Sometimes clutter isn’t so easy for me to see. Even before my shift to simple living, I was an organized person with not really any stacks of papers or lots of knickknacks decorating the house. For me, clutter came in the form of items that were carefully filed, stored in clear, orderly bins, or stacked neatly in whatever closet they were filling. Out of sight, out of mind. But, also out of use, and that means one thing to me: clutter.
In some cases where the clutter isn’t obvious, I find myself working backwards. Instead of removing items I don’t use or need first, I remove everything I DO use and need out of the space, leaving me only with the actual clutter.
Spaces this works well in for me include-
Kitchen drawers that hold all of the spatulas, graters, random meat tenderizers and lots of wooden spoons. Also, this includes my dishtowel and hot pad drawer, for some reason we always have so many more than we use in there!
If my husband is around, I will also try to get him involved with what kitchen appliances we have that are essential. This can be difficult as we don’t always agree. I am still trying to get him to agree to getting rid of the pressure cooker and food processor, but he’s not ready, yet.
Paper file containers
I keep two small plastic paper file containers in which I file away documents I consider to be ‘essential to keep’ at the time. I try to go through it at least once a year, taking out the hard copy paperwork that is a must to keep. I almost always come away with a large stack of instruction books, expired return receipts, and a large amount of papers that need to be scanned then shredded.
At this point, most of what is in the file containers, or at least my goal, is that they will contain just copies of vital documents and current receipts for larger items, which doesn’t take up much space.
Under the bathroom sink.
My bathroom cupboard is generally organized, with nicely lined rows of bottles and extras that stretch to the back of the cupboard. The problem is I usually only use what is in the front of the row. The other items are ‘just in case’. Just in case what? I guess if I feel like putting that specific type of heat protector on my hair that day, or adding a special finishing serum?
I find that I really only use 2-3 products everyday on my hair, as well as very specific products on my face as well. Removing just those essentials that you use will make it easy to see the ‘hidden’ clutter you are keeping.
This is my family’s dumping ground for ‘to-do’ stuff.
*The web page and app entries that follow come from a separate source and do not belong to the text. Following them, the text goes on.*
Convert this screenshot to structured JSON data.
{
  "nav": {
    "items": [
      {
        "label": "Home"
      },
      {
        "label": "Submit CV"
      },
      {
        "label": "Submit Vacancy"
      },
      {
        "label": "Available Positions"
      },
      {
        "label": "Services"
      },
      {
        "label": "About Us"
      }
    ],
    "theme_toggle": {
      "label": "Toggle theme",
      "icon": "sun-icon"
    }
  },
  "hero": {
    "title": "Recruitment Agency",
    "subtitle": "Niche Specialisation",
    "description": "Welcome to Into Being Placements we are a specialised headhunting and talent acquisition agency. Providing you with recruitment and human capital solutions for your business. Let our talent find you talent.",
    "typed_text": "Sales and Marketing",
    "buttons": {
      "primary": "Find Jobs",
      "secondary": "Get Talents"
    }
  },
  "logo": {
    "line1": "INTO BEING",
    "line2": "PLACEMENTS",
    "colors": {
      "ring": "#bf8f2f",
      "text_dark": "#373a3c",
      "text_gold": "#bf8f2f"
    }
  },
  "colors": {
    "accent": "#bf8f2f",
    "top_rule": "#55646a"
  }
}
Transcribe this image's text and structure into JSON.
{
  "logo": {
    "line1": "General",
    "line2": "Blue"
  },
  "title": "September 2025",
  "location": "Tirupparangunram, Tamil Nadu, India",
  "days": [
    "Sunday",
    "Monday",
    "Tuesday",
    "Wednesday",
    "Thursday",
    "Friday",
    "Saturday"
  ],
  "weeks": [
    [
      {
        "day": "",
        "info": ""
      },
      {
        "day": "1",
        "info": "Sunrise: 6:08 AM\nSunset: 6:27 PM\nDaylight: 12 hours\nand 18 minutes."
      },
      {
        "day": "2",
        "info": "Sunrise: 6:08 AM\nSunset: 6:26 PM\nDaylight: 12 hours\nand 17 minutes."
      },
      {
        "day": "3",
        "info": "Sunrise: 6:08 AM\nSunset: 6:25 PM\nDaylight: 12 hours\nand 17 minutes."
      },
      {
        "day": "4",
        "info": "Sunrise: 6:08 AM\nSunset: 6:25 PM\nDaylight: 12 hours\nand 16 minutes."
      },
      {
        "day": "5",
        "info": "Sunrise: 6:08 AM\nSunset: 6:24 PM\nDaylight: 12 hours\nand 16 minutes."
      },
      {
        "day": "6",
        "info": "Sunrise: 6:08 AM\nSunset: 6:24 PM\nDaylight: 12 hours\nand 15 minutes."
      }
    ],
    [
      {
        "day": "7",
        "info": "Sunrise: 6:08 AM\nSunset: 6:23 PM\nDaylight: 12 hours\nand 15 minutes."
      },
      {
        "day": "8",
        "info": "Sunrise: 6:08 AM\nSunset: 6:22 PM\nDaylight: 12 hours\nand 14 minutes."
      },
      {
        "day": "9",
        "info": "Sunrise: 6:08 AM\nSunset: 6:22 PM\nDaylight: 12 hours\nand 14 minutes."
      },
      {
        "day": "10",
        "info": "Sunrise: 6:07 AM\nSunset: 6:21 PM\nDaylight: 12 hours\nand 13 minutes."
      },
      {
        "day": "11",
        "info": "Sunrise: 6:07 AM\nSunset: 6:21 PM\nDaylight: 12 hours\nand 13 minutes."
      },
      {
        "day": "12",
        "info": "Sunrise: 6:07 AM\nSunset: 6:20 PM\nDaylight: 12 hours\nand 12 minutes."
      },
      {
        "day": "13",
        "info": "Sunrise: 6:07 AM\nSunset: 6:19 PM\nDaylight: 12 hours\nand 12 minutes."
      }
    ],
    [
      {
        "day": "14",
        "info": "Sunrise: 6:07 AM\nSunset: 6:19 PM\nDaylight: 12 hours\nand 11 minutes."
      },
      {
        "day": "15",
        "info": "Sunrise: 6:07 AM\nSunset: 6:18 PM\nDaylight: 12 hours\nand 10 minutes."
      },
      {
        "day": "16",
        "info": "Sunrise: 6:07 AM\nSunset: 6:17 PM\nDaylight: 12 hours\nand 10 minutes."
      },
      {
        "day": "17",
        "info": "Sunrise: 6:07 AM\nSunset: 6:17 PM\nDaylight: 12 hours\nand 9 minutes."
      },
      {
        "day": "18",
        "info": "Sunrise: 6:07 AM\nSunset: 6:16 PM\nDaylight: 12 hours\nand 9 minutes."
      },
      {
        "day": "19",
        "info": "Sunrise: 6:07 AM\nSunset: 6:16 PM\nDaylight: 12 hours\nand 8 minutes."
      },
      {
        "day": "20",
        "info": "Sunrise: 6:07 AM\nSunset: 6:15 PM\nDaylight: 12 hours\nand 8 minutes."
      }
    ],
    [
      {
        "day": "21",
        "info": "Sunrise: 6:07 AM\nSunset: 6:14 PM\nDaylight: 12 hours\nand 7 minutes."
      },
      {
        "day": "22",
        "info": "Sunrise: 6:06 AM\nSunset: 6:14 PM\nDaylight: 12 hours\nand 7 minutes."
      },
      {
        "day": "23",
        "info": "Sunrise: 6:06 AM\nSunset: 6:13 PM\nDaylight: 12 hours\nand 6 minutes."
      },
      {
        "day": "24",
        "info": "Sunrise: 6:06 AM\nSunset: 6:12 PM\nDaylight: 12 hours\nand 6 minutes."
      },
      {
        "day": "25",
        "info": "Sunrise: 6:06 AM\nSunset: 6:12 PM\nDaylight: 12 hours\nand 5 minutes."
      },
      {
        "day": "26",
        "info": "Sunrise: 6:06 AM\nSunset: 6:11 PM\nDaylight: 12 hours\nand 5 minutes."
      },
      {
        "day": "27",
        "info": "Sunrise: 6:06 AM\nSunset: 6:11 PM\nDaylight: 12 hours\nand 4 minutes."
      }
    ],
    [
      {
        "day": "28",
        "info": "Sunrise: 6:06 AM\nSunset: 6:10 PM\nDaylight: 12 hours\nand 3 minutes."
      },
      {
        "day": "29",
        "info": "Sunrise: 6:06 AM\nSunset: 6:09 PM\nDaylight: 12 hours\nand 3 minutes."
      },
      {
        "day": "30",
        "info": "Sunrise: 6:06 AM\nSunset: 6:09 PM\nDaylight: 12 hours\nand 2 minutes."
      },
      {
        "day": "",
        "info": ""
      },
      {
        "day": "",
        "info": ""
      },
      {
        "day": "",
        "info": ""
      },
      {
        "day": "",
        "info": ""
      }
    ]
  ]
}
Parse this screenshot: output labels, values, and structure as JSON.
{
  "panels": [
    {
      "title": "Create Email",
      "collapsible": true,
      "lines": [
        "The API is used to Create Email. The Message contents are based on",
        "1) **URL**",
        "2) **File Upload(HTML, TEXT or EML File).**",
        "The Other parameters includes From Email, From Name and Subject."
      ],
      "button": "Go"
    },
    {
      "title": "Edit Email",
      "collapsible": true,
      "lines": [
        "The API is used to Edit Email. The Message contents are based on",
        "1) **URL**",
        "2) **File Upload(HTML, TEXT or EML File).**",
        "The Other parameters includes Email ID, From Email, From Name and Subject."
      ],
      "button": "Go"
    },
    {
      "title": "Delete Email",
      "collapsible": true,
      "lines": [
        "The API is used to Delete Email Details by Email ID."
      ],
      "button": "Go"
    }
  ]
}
Muddy shoes that need to be cleaned, our donation piles; the broken lawnmower that needs to be fixed and extra soil after planting some herbs. Aside from being a dumping ground for procrastination, the garage also tends to collect non-essential items that we won’t even remember in a week. Off the top of my head, I have at least six bottles of interior car cleaner on one of the shelves that I purchased at a charity event, almost two years ago!
My mind can also see a rather large pile of old towels that haven’t been used for anything in who knows how long. If we remove the things we actually use out there, our camping equipment, Christmas décor and my husband’s tools, we could probably just hold a garage sale and get rid of the rest, and maybe even park both of the cars inside!
Those are a few of the hotspots for me, where it seems to be easier to work backwards and remove all of our essentials first, then discard or donate what is left. You may have different areas in your home that attract hidden clutter. Once you locate them, you can start identifying what is essential and what isn’t.
How do you identify the essentials?
I think we have the tendency to make a lot of items feel essential. Maybe you have been meaning to use something, or perhaps you forgot you had it, but now that you see it again, you just know you’ll use it. To get past the ‘feelings’ of decluttering, I ask myself a couple of specific questions, and depending on my HONEST answers, I keep as essential, or declutter.
Depending on the type of item, whether it is meant for seasonal or everyday use, my questions will look like this-
Have I used this in the past two weeks? (I only have two weeks of clothing, so this works for my closet also) If yes, I keep it as essential, or used. If no, it’s clutter to me.
Did I use this or display it during the last appropriate season? If yes, it’s a keeper, if no, it’s clutter.
For paperwork specifically, I ask myself if the paper is such that to benefit from it, I must have a hard copy. If the answer is no, I scan and shred.
Working backwards can be a refreshing change from the usual methods of decluttering the nonessentials first. It is also nice to see just how little you really need and use on a regular basis, increasing your motivation to be more intentional about new things brought into your home or kept long-term.
Have you ever done this? I’d love to hear about it in the comments area below!